▶ Exercise: Look for "label" in the material below and show each line that contains it.
****************************************
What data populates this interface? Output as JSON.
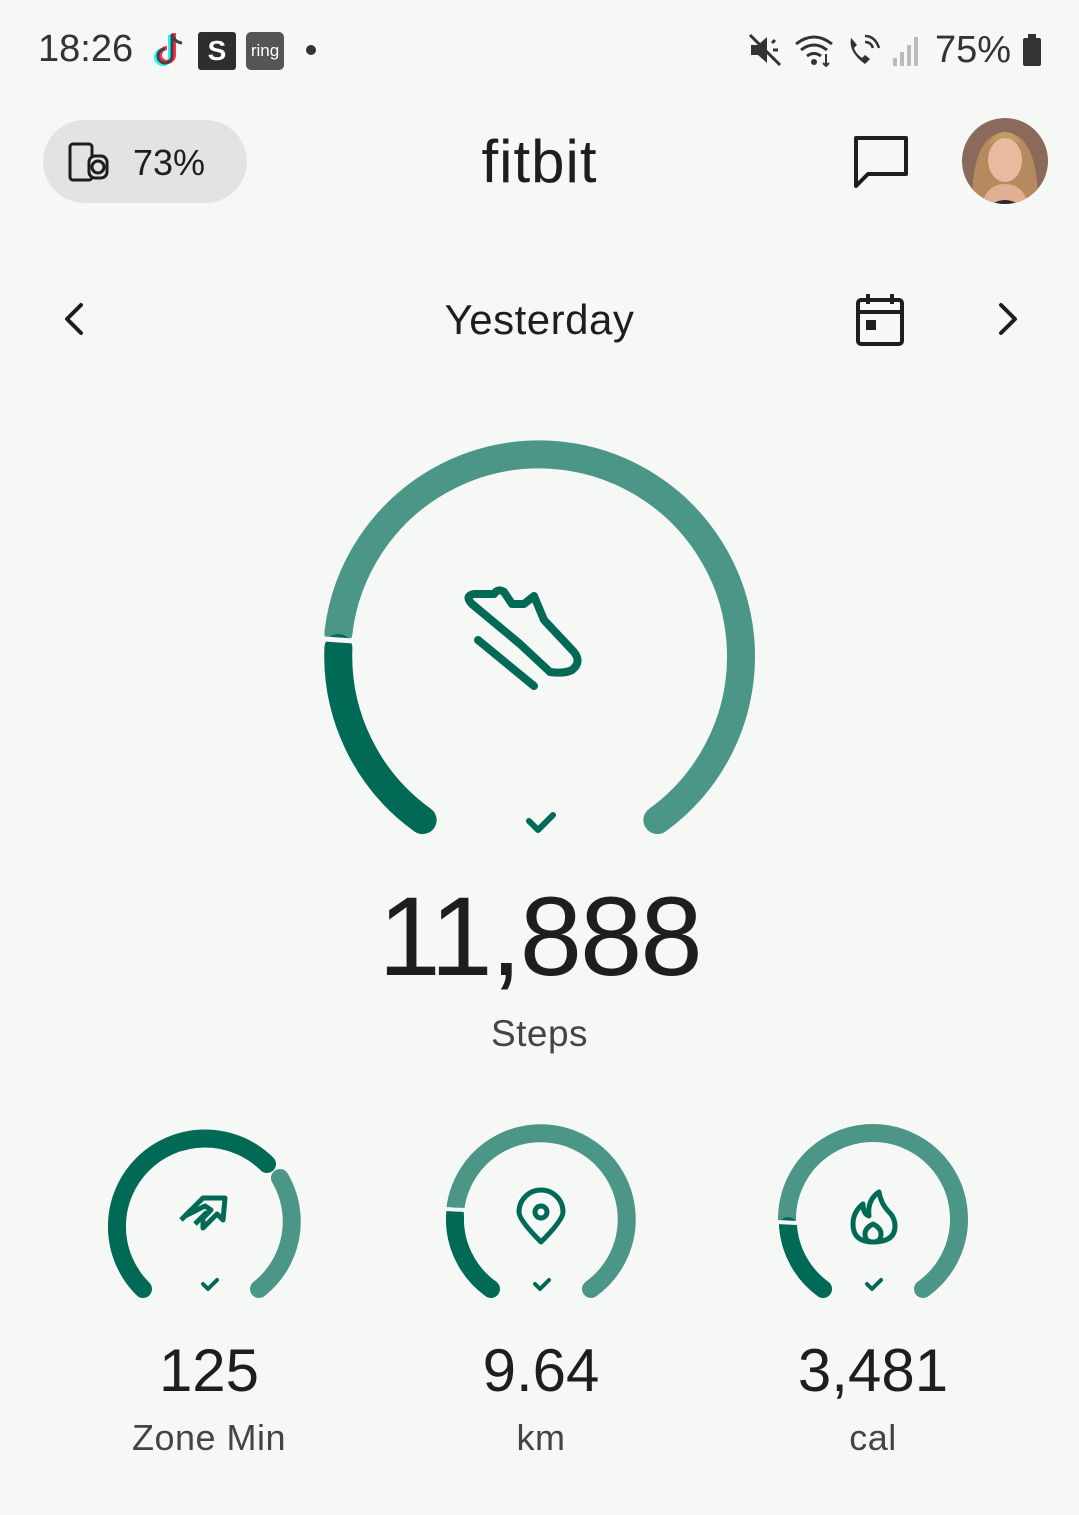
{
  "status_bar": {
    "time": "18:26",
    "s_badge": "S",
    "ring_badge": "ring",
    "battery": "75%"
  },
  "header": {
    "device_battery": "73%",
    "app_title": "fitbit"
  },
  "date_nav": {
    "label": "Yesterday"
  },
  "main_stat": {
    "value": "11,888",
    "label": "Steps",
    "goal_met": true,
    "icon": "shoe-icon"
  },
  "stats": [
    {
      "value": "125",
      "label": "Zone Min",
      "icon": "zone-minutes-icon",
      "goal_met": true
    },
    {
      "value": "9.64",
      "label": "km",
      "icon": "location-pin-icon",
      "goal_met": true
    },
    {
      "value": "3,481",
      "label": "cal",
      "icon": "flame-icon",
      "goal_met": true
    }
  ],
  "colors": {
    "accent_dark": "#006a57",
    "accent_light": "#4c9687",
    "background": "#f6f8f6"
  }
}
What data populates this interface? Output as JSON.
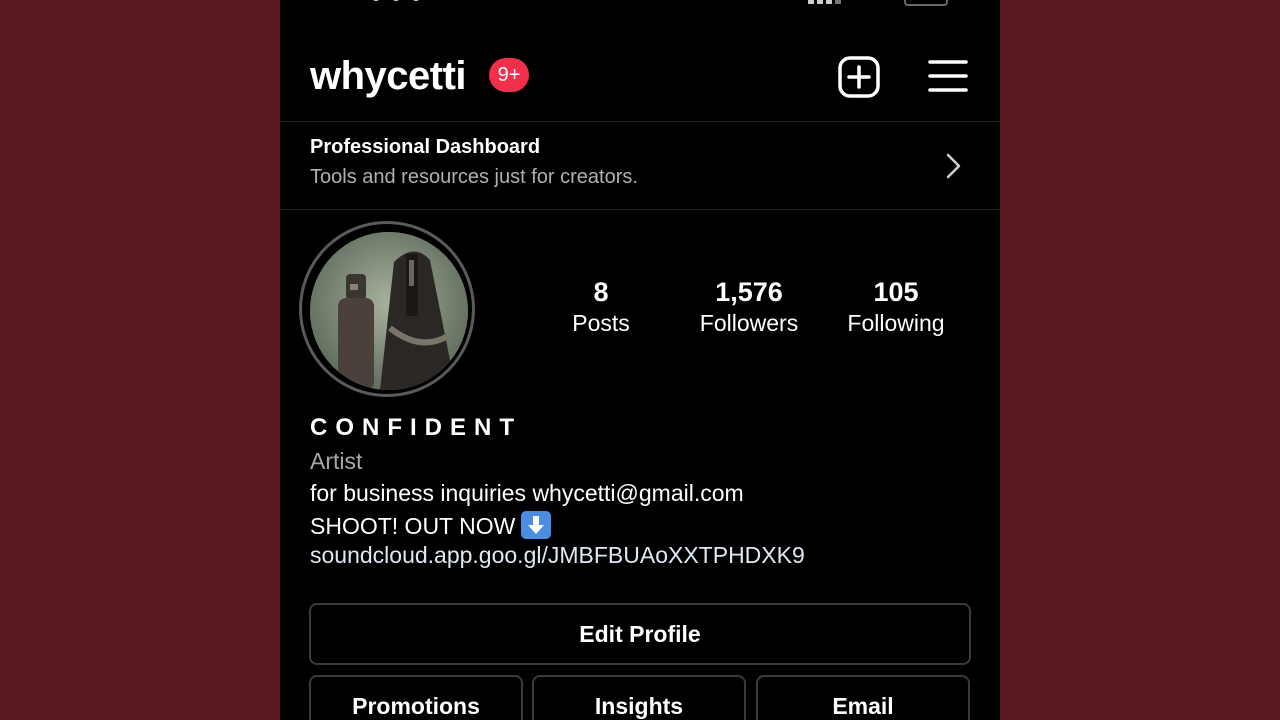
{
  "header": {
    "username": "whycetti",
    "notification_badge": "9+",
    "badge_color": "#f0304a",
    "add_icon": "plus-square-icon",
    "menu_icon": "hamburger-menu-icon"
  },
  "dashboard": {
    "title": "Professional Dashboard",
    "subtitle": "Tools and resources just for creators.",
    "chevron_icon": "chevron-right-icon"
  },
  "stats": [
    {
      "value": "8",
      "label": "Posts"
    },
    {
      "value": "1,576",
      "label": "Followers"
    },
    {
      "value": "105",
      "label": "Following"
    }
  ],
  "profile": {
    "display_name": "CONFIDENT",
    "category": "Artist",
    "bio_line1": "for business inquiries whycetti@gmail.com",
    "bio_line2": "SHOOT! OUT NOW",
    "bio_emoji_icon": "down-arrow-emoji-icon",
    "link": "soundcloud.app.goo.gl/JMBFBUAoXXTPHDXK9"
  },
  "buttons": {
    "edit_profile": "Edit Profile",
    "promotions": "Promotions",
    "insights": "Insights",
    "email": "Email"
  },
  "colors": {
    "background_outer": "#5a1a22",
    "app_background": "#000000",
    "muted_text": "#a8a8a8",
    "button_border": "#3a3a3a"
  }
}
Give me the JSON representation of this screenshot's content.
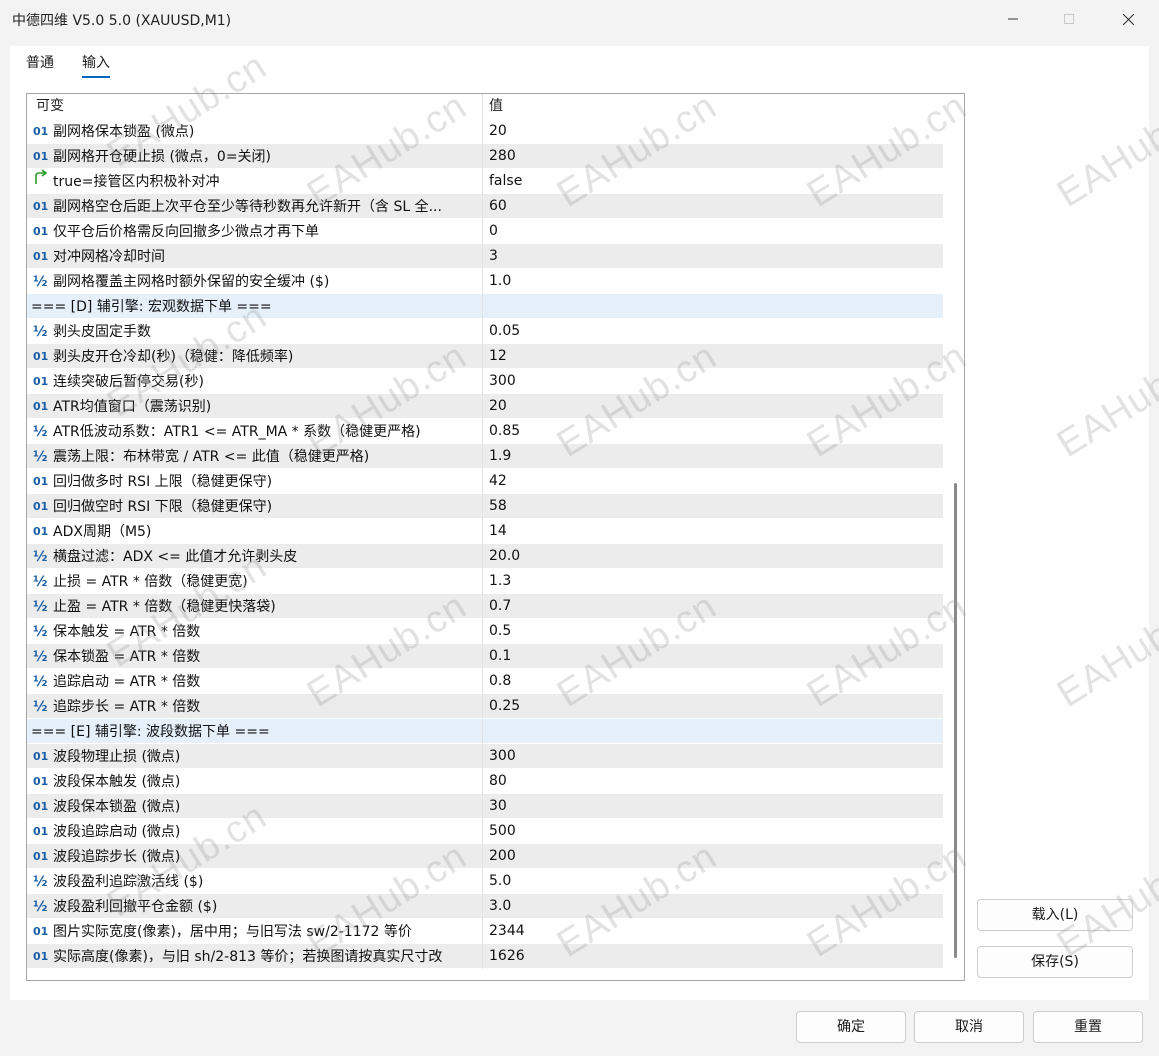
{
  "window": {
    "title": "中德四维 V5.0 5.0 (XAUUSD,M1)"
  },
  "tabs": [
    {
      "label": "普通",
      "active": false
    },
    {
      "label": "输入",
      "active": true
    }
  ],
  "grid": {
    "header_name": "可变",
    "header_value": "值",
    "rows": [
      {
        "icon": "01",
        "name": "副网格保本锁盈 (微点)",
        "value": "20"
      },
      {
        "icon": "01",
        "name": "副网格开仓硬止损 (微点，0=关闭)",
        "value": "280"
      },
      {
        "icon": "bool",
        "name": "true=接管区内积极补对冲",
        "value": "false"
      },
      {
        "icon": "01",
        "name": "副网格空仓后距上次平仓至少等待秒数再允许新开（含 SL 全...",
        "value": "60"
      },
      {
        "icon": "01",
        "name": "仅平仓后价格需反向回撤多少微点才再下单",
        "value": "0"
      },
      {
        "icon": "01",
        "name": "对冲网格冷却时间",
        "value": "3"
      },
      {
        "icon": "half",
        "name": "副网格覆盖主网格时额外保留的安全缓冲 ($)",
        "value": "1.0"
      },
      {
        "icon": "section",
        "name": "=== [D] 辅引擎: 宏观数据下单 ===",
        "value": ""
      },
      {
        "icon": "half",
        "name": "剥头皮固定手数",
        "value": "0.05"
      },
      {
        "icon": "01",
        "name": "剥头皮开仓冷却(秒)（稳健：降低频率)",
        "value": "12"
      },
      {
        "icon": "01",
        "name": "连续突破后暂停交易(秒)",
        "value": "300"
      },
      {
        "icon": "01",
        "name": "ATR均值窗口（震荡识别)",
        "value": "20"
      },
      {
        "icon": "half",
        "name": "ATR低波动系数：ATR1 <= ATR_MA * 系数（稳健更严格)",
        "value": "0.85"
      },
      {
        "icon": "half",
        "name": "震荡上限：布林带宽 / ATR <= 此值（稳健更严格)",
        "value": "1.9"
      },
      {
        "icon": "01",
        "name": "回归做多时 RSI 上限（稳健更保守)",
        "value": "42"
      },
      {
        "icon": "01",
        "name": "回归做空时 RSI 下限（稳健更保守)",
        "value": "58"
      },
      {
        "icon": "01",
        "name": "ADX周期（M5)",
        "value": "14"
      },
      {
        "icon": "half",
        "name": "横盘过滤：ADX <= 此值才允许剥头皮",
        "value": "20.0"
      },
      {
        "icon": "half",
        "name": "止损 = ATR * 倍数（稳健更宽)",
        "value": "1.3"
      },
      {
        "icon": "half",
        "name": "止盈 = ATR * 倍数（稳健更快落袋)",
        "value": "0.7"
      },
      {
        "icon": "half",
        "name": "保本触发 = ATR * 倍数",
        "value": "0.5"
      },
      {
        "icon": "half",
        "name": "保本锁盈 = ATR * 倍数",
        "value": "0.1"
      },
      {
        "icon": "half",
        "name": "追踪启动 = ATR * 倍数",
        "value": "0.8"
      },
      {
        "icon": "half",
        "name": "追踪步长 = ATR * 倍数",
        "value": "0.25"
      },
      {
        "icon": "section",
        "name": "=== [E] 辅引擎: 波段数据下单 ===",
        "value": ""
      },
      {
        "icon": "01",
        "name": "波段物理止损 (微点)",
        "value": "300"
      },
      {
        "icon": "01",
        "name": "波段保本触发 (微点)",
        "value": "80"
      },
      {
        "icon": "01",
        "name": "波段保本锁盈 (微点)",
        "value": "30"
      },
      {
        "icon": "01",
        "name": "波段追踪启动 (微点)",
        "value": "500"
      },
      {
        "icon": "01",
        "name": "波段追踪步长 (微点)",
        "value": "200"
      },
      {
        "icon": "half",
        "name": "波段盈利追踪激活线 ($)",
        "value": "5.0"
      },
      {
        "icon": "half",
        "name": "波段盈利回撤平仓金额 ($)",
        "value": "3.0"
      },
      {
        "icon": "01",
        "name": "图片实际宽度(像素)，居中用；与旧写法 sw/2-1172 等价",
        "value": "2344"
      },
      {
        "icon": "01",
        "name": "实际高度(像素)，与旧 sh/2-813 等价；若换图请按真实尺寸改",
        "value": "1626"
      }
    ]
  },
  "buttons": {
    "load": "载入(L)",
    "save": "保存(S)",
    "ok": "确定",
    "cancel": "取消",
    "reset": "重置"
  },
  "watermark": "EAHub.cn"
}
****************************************
▶ Task answer:
    "label": "Yesterday"
    "label": "Steps",
      "label": "Zone Min",
      "label": "km",
      "label": "cal",
      "label": "Posts"
      "label": "Followers"
      "label": "Following"
      "label": "普通",
      "label": "输入",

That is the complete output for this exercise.